— Collected data entries —
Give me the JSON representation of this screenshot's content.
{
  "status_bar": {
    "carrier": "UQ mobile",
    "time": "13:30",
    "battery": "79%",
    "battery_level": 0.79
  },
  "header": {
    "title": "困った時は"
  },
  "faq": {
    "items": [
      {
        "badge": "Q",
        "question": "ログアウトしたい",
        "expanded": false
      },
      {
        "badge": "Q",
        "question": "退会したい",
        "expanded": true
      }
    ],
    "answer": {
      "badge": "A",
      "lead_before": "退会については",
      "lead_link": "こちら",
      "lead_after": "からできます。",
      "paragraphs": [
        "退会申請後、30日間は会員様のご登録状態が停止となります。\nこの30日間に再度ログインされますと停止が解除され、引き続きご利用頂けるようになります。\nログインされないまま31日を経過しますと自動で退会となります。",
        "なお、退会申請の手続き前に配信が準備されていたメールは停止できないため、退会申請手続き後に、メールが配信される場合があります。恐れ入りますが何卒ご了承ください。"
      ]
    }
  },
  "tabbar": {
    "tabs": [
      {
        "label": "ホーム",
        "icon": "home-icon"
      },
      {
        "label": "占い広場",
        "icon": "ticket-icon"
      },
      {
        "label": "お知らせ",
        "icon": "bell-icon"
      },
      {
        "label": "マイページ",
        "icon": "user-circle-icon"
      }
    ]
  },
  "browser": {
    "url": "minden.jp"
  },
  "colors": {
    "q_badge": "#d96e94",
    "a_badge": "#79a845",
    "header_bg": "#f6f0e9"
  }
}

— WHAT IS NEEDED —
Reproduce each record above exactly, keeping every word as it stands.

— ANSWER SECTION —
Give me the JSON representation of this screenshot's content.
{
  "status_bar": {
    "carrier": "UQ mobile",
    "time": "13:30",
    "battery": "79%",
    "battery_level": 0.79
  },
  "header": {
    "title": "困った時は"
  },
  "faq": {
    "items": [
      {
        "badge": "Q",
        "question": "ログアウトしたい",
        "expanded": false
      },
      {
        "badge": "Q",
        "question": "退会したい",
        "expanded": true
      }
    ],
    "answer": {
      "badge": "A",
      "lead_before": "退会については",
      "lead_link": "こちら",
      "lead_after": "からできます。",
      "paragraphs": [
        "退会申請後、30日間は会員様のご登録状態が停止となります。\nこの30日間に再度ログインされますと停止が解除され、引き続きご利用頂けるようになります。\nログインされないまま31日を経過しますと自動で退会となります。",
        "なお、退会申請の手続き前に配信が準備されていたメールは停止できないため、退会申請手続き後に、メールが配信される場合があります。恐れ入りますが何卒ご了承ください。"
      ]
    }
  },
  "tabbar": {
    "tabs": [
      {
        "label": "ホーム",
        "icon": "home-icon"
      },
      {
        "label": "占い広場",
        "icon": "ticket-icon"
      },
      {
        "label": "お知らせ",
        "icon": "bell-icon"
      },
      {
        "label": "マイページ",
        "icon": "user-circle-icon"
      }
    ]
  },
  "browser": {
    "url": "minden.jp"
  },
  "colors": {
    "q_badge": "#d96e94",
    "a_badge": "#79a845",
    "header_bg": "#f6f0e9"
  }
}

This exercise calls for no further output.